A primer on electronics and circuits

Electricity is everywhere: it powers all our stuff, it can really save lives and make our daily business much easier. You probably already know a few things about electricity: it usually comes to the power outlets in our home from a network that distributes it around the city; it can come in 110/115V or 220V. It’s powerful and it can be really dangerous. That’s pretty much all I knew about electricity when I made my first thingee with electronics… Ah, I also knew that it has something to do with electrons. What else is important to know?

In very basic terms, electricity is the flow of electrons. In certain ways, electricity looks similar to water: electrons will always try to “run” towards the path with least resistance, just like water does. You probably learned something about conductivity at school, some long time ago… Yeah, every thing, every object, and even living beings, they all have different levels of conductivity and resistance. When you stand shoeless on the floor, you are creating a path to the ground in which electricity could potentially flow. That’s why we are told to use shoes when using things that have a shocking hazard. If we don’t, our body can pose as a conductive path, closing a circuit to the ground (GND). But what is a circuit?


A circuit is basically a path in which electricity can flow. Circuits require a power source and something to conduct the electric current. Components are connected to the circuit to harvest the electric current and do things, such as light up, buzz, collect information about the environment… You name it.

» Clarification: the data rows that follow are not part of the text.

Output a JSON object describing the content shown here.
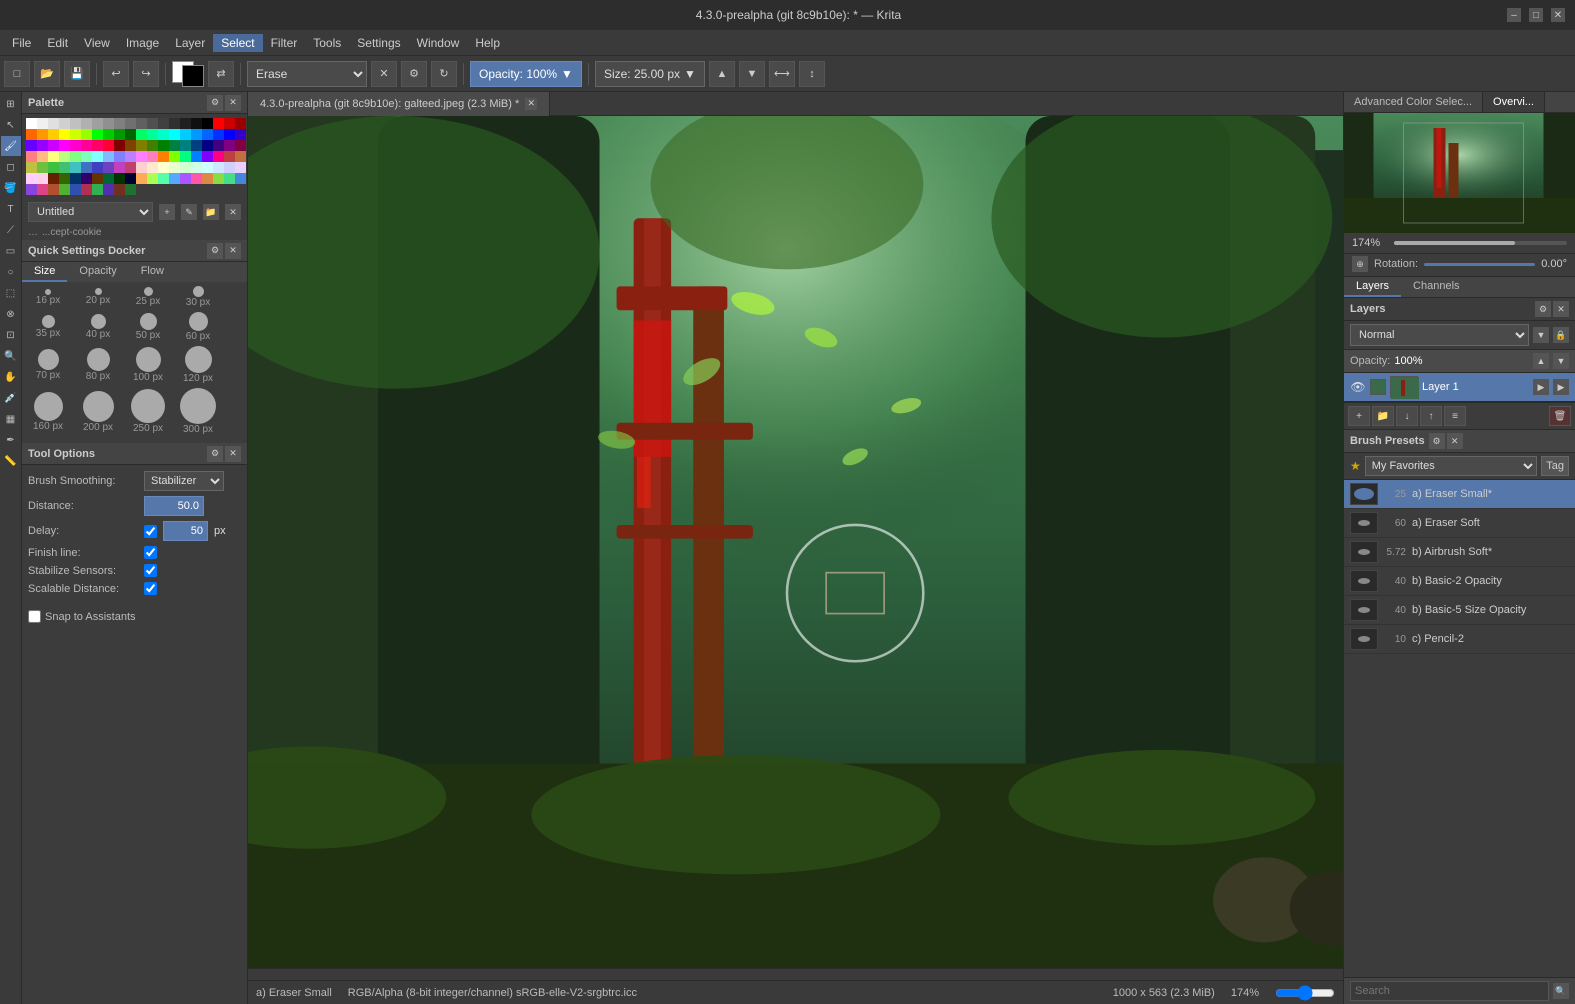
{
  "window": {
    "title": "4.3.0-prealpha (git 8c9b10e): * — Krita",
    "min_btn": "–",
    "max_btn": "□",
    "close_btn": "✕"
  },
  "menubar": {
    "items": [
      "File",
      "Edit",
      "View",
      "Image",
      "Layer",
      "Select",
      "Filter",
      "Tools",
      "Settings",
      "Window",
      "Help"
    ]
  },
  "toolbar": {
    "brush_preset": "Erase",
    "opacity_label": "Opacity: 100%",
    "size_label": "Size: 25.00 px"
  },
  "palette": {
    "title": "Palette",
    "name": "Untitled",
    "bottom_text": "...cept-cookie"
  },
  "quick_settings": {
    "title": "Quick Settings Docker",
    "tabs": [
      "Size",
      "Opacity",
      "Flow"
    ],
    "active_tab": "Size",
    "sizes": [
      {
        "px": "16 px",
        "r": 6
      },
      {
        "px": "20 px",
        "r": 7
      },
      {
        "px": "25 px",
        "r": 9
      },
      {
        "px": "30 px",
        "r": 11
      },
      {
        "px": "35 px",
        "r": 13
      },
      {
        "px": "40 px",
        "r": 15
      },
      {
        "px": "50 px",
        "r": 17
      },
      {
        "px": "60 px",
        "r": 19
      },
      {
        "px": "70 px",
        "r": 21
      },
      {
        "px": "80 px",
        "r": 23
      },
      {
        "px": "100 px",
        "r": 25
      },
      {
        "px": "120 px",
        "r": 27
      },
      {
        "px": "160 px",
        "r": 29
      },
      {
        "px": "200 px",
        "r": 31
      },
      {
        "px": "250 px",
        "r": 34
      },
      {
        "px": "300 px",
        "r": 36
      }
    ]
  },
  "tool_options": {
    "title": "Tool Options",
    "brush_smoothing_label": "Brush Smoothing:",
    "brush_smoothing_value": "Stabilizer",
    "distance_label": "Distance:",
    "distance_value": "50.0",
    "delay_label": "Delay:",
    "delay_value": "50",
    "delay_unit": "px",
    "finish_line_label": "Finish line:",
    "stabilize_sensors_label": "Stabilize Sensors:",
    "scalable_distance_label": "Scalable Distance:"
  },
  "snap": {
    "label": "Snap to Assistants"
  },
  "canvas": {
    "tab_title": "4.3.0-prealpha (git 8c9b10e): galteed.jpeg (2.3 MiB) *"
  },
  "status_bar": {
    "color_info": "RGB/Alpha (8-bit integer/channel)  sRGB-elle-V2-srgbtrc.icc",
    "dimensions": "1000 x 563 (2.3 MiB)",
    "zoom": "174%"
  },
  "right_panel": {
    "overview_tabs": [
      "Advanced Color Selec...",
      "Overvi..."
    ],
    "active_overview_tab": "Overvi...",
    "zoom_value": "174%",
    "rotation_label": "Rotation:",
    "rotation_value": "0.00°"
  },
  "layers": {
    "title": "Layers",
    "tabs": [
      "Layers",
      "Channels"
    ],
    "active_tab": "Layers",
    "blend_mode": "Normal",
    "opacity": "100%",
    "opacity_label": "Opacity:",
    "items": [
      {
        "name": "Layer 1",
        "visible": true
      }
    ],
    "toolbar_btns": [
      "+",
      "📁",
      "↓",
      "↑",
      "≡",
      "🗑"
    ]
  },
  "brush_presets": {
    "title": "Brush Presets",
    "favorites_label": "My Favorites",
    "tag_label": "Tag",
    "items": [
      {
        "num": "25",
        "name": "a) Eraser Small*",
        "active": true
      },
      {
        "num": "60",
        "name": "a) Eraser Soft",
        "active": false
      },
      {
        "num": "5.72",
        "name": "b) Airbrush Soft*",
        "active": false
      },
      {
        "num": "40",
        "name": "b) Basic-2 Opacity",
        "active": false
      },
      {
        "num": "40",
        "name": "b) Basic-5 Size Opacity",
        "active": false
      },
      {
        "num": "10",
        "name": "c) Pencil-2",
        "active": false
      }
    ],
    "search_placeholder": "Search"
  },
  "palette_colors": [
    "#ffffff",
    "#f0f0f0",
    "#e0e0e0",
    "#d0d0d0",
    "#c0c0c0",
    "#b0b0b0",
    "#a0a0a0",
    "#909090",
    "#808080",
    "#707070",
    "#606060",
    "#505050",
    "#404040",
    "#303030",
    "#202020",
    "#101010",
    "#000000",
    "#ff0000",
    "#cc0000",
    "#990000",
    "#ff6600",
    "#ff9900",
    "#ffcc00",
    "#ffff00",
    "#ccff00",
    "#99ff00",
    "#00ff00",
    "#00cc00",
    "#009900",
    "#006600",
    "#00ff66",
    "#00ff99",
    "#00ffcc",
    "#00ffff",
    "#00ccff",
    "#0099ff",
    "#0066ff",
    "#0033ff",
    "#0000ff",
    "#3300cc",
    "#6600ff",
    "#9900ff",
    "#cc00ff",
    "#ff00ff",
    "#ff00cc",
    "#ff0099",
    "#ff0066",
    "#ff0033",
    "#800000",
    "#804000",
    "#808000",
    "#408000",
    "#008000",
    "#008040",
    "#008080",
    "#004080",
    "#000080",
    "#400080",
    "#800080",
    "#800040",
    "#ff8080",
    "#ffbb80",
    "#ffff80",
    "#bbff80",
    "#80ff80",
    "#80ffbb",
    "#80ffff",
    "#80bbff",
    "#8080ff",
    "#bb80ff",
    "#ff80ff",
    "#ff80bb",
    "#ff8000",
    "#80ff00",
    "#00ff80",
    "#0080ff",
    "#8000ff",
    "#ff0080",
    "#c04040",
    "#c07040",
    "#c0c040",
    "#70c040",
    "#40c040",
    "#40c070",
    "#40c0c0",
    "#4070c0",
    "#4040c0",
    "#7040c0",
    "#c040c0",
    "#c04070",
    "#ffd0d0",
    "#ffe8d0",
    "#ffffd0",
    "#e8ffd0",
    "#d0ffd0",
    "#d0ffe8",
    "#d0ffff",
    "#d0e8ff",
    "#d0d0ff",
    "#e8d0ff",
    "#ffd0ff",
    "#ffd0e8",
    "#662200",
    "#336600",
    "#003366",
    "#330066",
    "#663300",
    "#006633",
    "#003300",
    "#000033",
    "#ffaa55",
    "#aaff55",
    "#55ffaa",
    "#55aaff",
    "#aa55ff",
    "#ff55aa",
    "#dd8844",
    "#88dd44",
    "#44dd88",
    "#4488dd",
    "#8844dd",
    "#dd4488",
    "#b05030",
    "#50b030",
    "#3050b0",
    "#b03050",
    "#30b050",
    "#5030b0",
    "#703020",
    "#207030"
  ]
}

A tool like Fritzing can be used to design circuits and make them easier to share. Like this:


Components are the building blocks of electronics. LEDs, resitors, diodes, buttons, capacitors… when put together the right way, they can create awesome stuff. Once you get the hang of one or two components, you’ll see that things follow a certain pattern and you will be able to use pretty much any component, given it’s well documented (most are). Prototyping always requires a lot of research, but if you are a coder you are used to that. Using a new component is like using a new library: first you’ll research to see if it does what you think it does, and how complicated it is to get things up and running: if there are dependencies, what sort of input it expects and what is the output produced. From there, you will see if you need any other libraries (components) and how you connect it to the rest of the project.

Most components will have at least two “legs”, one for the power source and the other one for GND (ground). Some components don’t care which “leg” is connected to power or gnd, which means current can flow thought it in any direction. Other components, like diodes and LEDs (which are in fact light emitting diodes), will require that current flows in a specific direction. I’m this case you’ll have to know which leg is which – this information will be available on the component documentation. An LED will usually have a shorter leg to identify which one is the GND.

Recommended further reading from Sparkfun:


Next: Working with a breadboard